This is a chance for family bonding! Most Americans, including people around the world, didn’t have the chance to mingle with their family on a daily basis during ordinary times, especially those who have double or triple jobs to earn a living. Now they have the opportunity to be with their family… looking for each other’s back. They are facing the pandemic as a family; together they are fighting an invisible enemyand surviving with a positive note.

We strengthened our faith in God! Now everybody has a chance to pray as a family: “A family that prays together stays together,” so the saying goes. Due to present uncertainty caused by the pandemic, our Almighty God, as usual, is the final recourse for us to be able to survive and battle the worsening situation. We place our trust on Him!

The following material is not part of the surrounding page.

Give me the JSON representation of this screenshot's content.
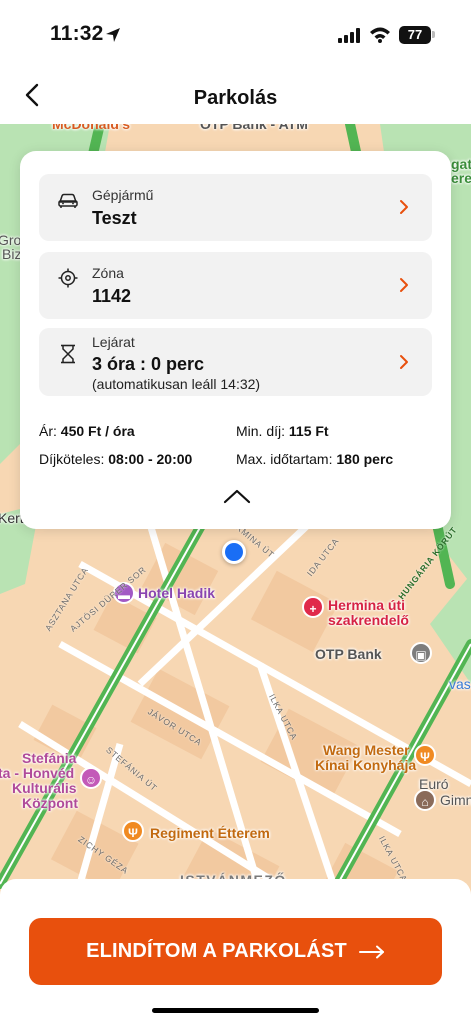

My friends in Southern California, the East Coast and the Midwest said they have more time now to devote in their gardens which they have been neglecting in the past. They live in beautiful and plush houses that this time, their gardens will be able to enhance more the ambiance to their homes.

My kababayans in the Philippines said they now said they become more conscious of their health, eating healthy foods they derive from their backyards/farms which are abundant in the countryside. They also have time to reflect on things they need to do and amend their ways. Through Facebook, they exchange notes and important information concerning the virus and everybody is in touch with each other. They now have more time to use this medium of communication more than ever at a time of the isolation period brought about by the invisible enemy.

They also had the time to communicate on what things to do like enrolling in trade courses to be able to gain knowledge of practical lessons in life such as in manicuring, sewing, doing a haircut, pedicure, cosmetology, and even welding. These ideas came from my friends from The Global Urdanetanians (TGU) who most of the time is thinking of their kababayans in Urdaneta.TGU just finished their very productive partnership with TESDA making aware of the Urdanetanians to avail of the trade opportunities and enrolling them in various practical courses. This was of course in coordination with TESDA Cabinet Secretary Ret. Gen. Isidro “Sid” Lapena and TGU President Yvonne San Juan-Sera.

San Juan-Sera said that TGU subsequently approved corona virus assistance to Urdaneta residents “… in this time of need. We will impart $1 K from our fund. This money will be used to buy canned goods, pasta, or whatever the people need… ” but has to postpone the distribution because people who are distributing much needed assistance are getting sick of the virus too!

The City Council of Urdaneta and department heads, together with the police force and community volunteers, led by Mayor Parayno, are distributing sacks of rice as part of the city’s relief operation dubbed as Enhanced Community Quarantine (COVID-19), to families in their respective barangays. These operations were stopped momentarily confirming that his team has gotten the virus and the mayor is very much exposed to it.

This is the message of San Juan-Sera to the TGU members: “The Mayor, being one of the advisers of TGU, has responded that this is difficult time where he implements strict quarantine and lockdown to everyone, it becomes very difficult to break this regulation. Their distribution of rice was staggered because the people supporting are now getting sick.  Our Mayor has been in the frontline to support and provide for his people disregarding his own health. Our project to help fellow Urdanetanians is shelved for now until the right time comes. Please pray for them, the front liners in the medical field, Urdaneta city government, and the people. Thank you and God bless everyone.”

In the end, Morales said: “…When will this war be over, no one knows… What is important is for everyone to stay at home, going out only when it becomes too necessary… Continue observing proper hygiene especially of always washing hands thoughrougly. Cooperate with the government and of those involved in preventing the spread of the disease and combating the same as well. This way we can protect ourselves and eventually win the war with this invisible enemy.”

(ELPIDIO R. ESTIOKO was a veteran journalist in the Philippines and a multi-awarded journalist here in the US. For feedback, comments… please email the author at